I am confident that there's a version of Alexander that beats Matthysse with little difficulty. But what I don't know is if that guy comes to the ring anymore. Fighters coming off of first losses can lose something more than just that last fight. Hell, I thought we saw something very different from Alexander against Bradley, and I believe that his knowing he got lucky against Kotelnik played a part in that performance.
I just think Matthysse is in the right spot here. He has nothing to lose, he's the puncher, and recent Devon Alexander hasn't looked much better than the current, mediocre Zab Judah that skirted past Matthysse last August in a fight that could have also been deemed a gift decision. I've got Matthysse by late stoppage, be it the referee having to intervene, a clean KO, or some kind of cut. Lucas gets him out and doesn't let the iffy judges have a say. Matthysse TKO-10

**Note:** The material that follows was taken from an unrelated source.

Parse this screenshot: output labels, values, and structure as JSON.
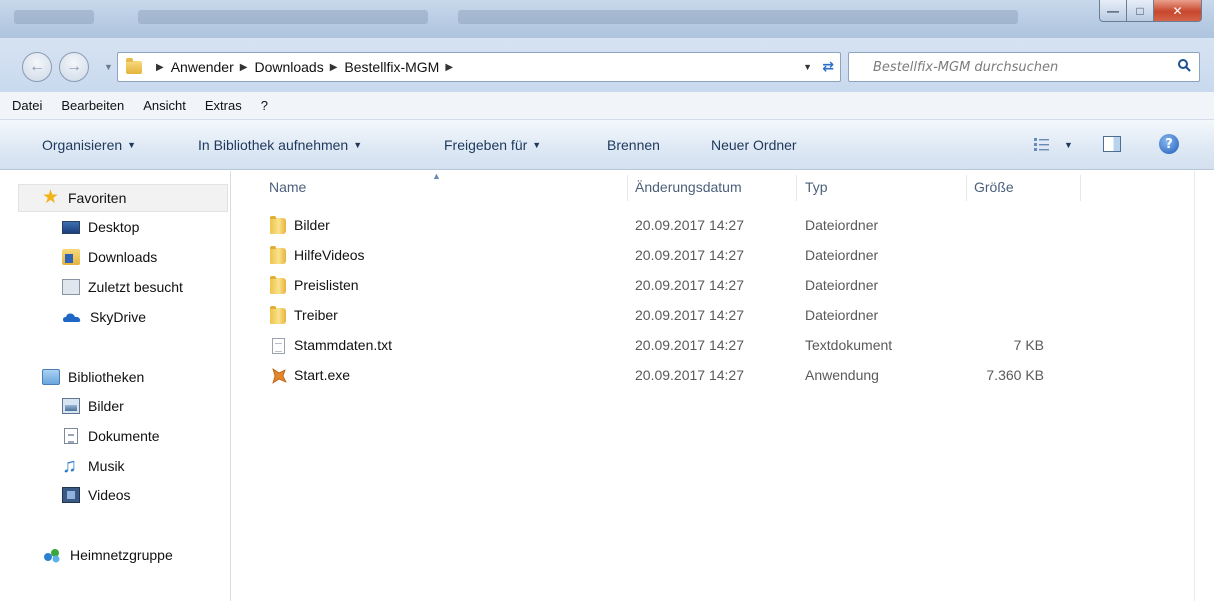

The boxing world is down on Devon Alexander at the moment, but I like him in this one.
While Matthysse deserved the decision against Judah, he didn't look all that impressive. Perhaps I'm selling him a little short, but to me, it seemed that what took place over the second half of that bout, was more a case of a tough sturdy fighter sticking around long enough to take advantage of Judah's typical late round fade (not to mention that Judah's a mere shadow of his former self these days).
Alexander is far from a defensive whiz, so he'll get a hit a bit - but he's quick enough on his feet, and fast enough with his hands, that he should be able to beat Matthysse to the punch fairly consistently. And his jab, which kept coming up a little short against Andriy Kotelnik, and that was completely taken away by Timothy Bradley, should score some points tonight. Plus, the uppercut that seperated Urango from his senses, could prove decisive against the slow moving Matthysse.

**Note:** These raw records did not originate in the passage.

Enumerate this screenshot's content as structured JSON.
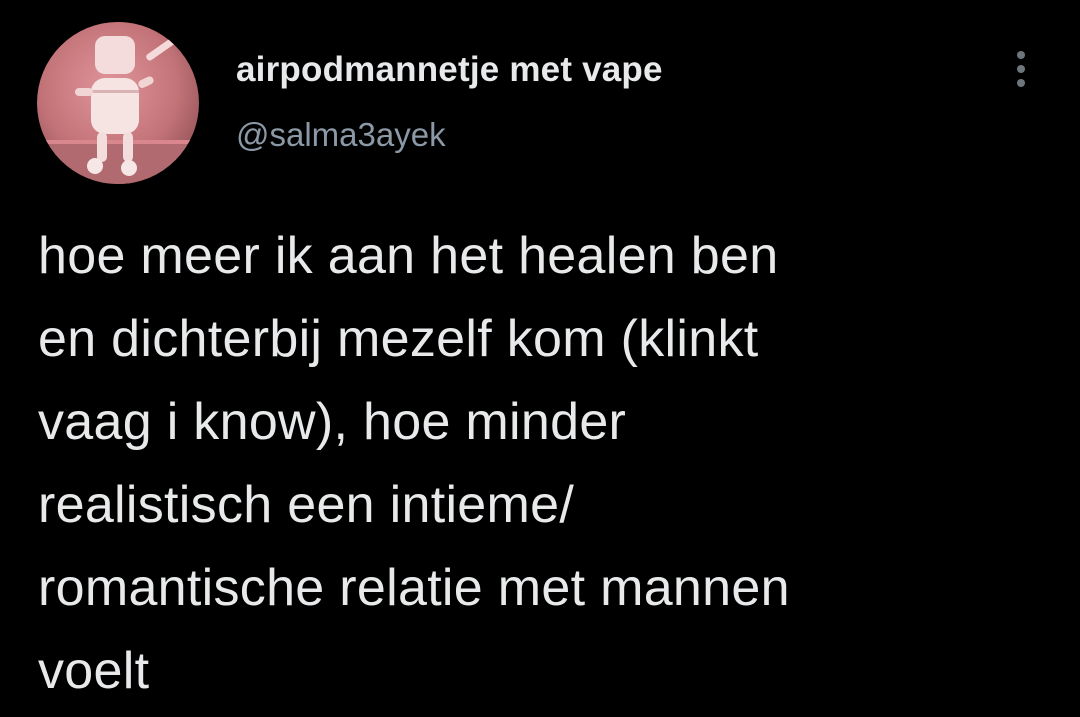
{
  "author": {
    "display_name": "airpodmannetje met vape",
    "handle": "@salma3ayek",
    "avatar_icon": "airpod-robot-avatar-icon"
  },
  "menu": {
    "icon": "more-vertical-icon"
  },
  "tweet": {
    "lines": [
      "hoe meer ik aan het healen ben",
      "en dichterbij mezelf kom (klinkt",
      "vaag i know), hoe minder",
      "realistisch een intieme/",
      "romantische relatie met mannen",
      "voelt"
    ]
  },
  "colors": {
    "background": "#000000",
    "text_primary": "#e7e9ea",
    "text_secondary": "#8b98a5",
    "icon_muted": "#6e767d",
    "avatar_bg": "#c9787c"
  }
}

My pick: Alexander by 117-111 type scores in a fight that's probably closer than the official tallies (he's fighting at home and like it or not, that plays a part in the scoring).
To me this fight boils down to whether or not Alexander shows up confident, poised, and with a plan, or if he seems aimless and undetermined, like he did against Bradley and to a lesser extent against Kotelnik. For whatever reason, I'm guessing that Alexander, who is still only 24, can bounce back and outbox Matthysse using his speed. If he doesn't and the Alexander that fought Bradley (or worse) shows up, expect a mid-fight KO from Matthysse, who has KO'd all but two of his opponents and is unlikely to be fighting for a decision on Alexander's home turf. For the record, I'm going with an Alexander UD, but this is a tough call.

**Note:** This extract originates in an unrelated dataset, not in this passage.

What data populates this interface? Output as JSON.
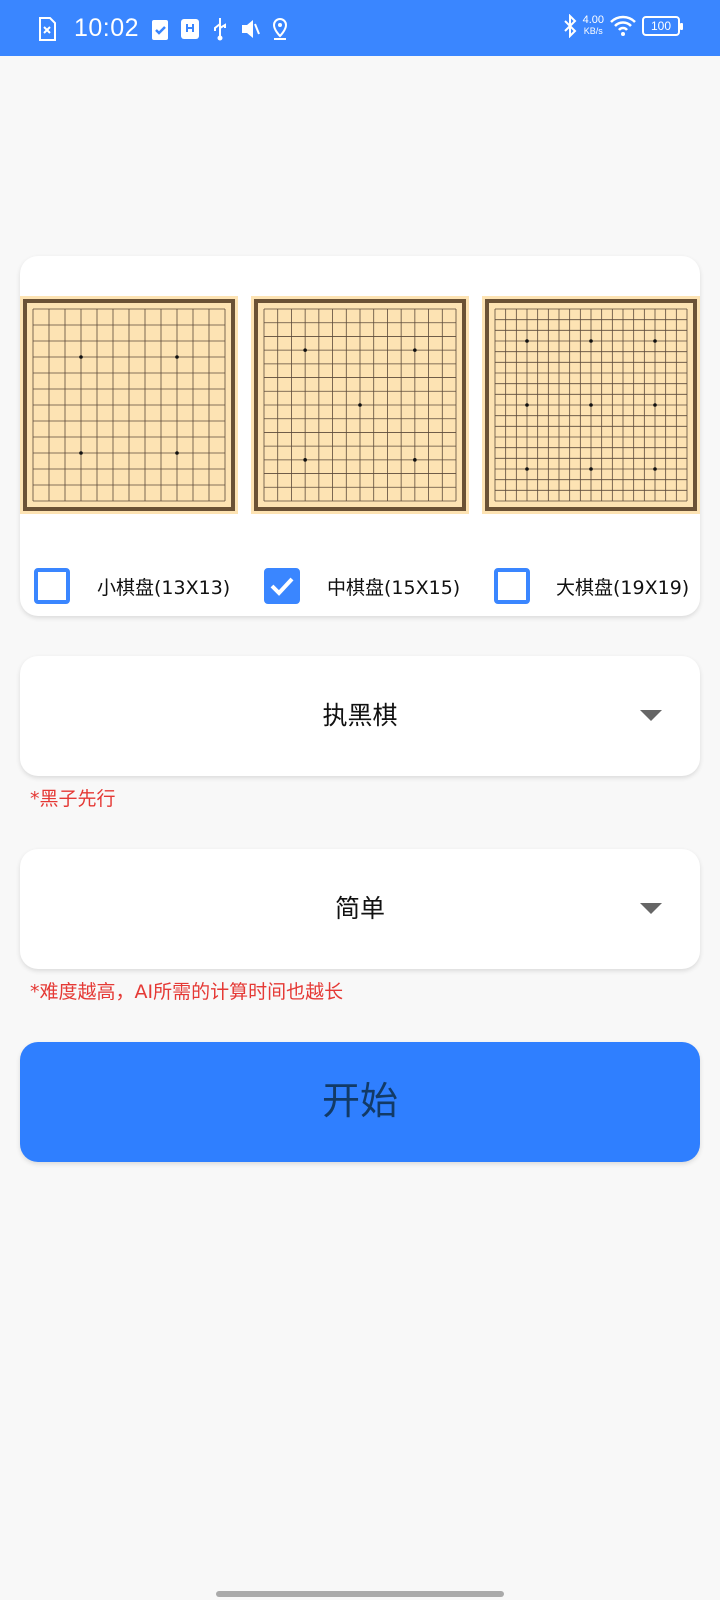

This is a classic boxer v puncher match up. Matthysse carries power in both hands but can be agricultural at times, which will leave him open to Alexander's quick counters. I think it's a good fight stylistically for Alexander, he struggled against another technical fighter in Tim Bradley and seems to prefer his opponent's to come forward, which Matthysse will definitely do.
This will be Alexander's first fight since the loss to Bradley so It'll be interesting to see how he approaches the fight, he can't afford to have any lingering doubts about his ability - to be mentally fragile against someone who possesses the knockout power Matthysse does could potentially be career suicide . As long as that isn't the case, Alexander should be too fleet of foot and quick of hand for the Argentinean to contend with.
I see a similar fight to that of Alexander's v Juan Urango, although I expect a courageous Matthysse to hear the final bell. I'm taking Alexander via a points decision around the 116-112 mark.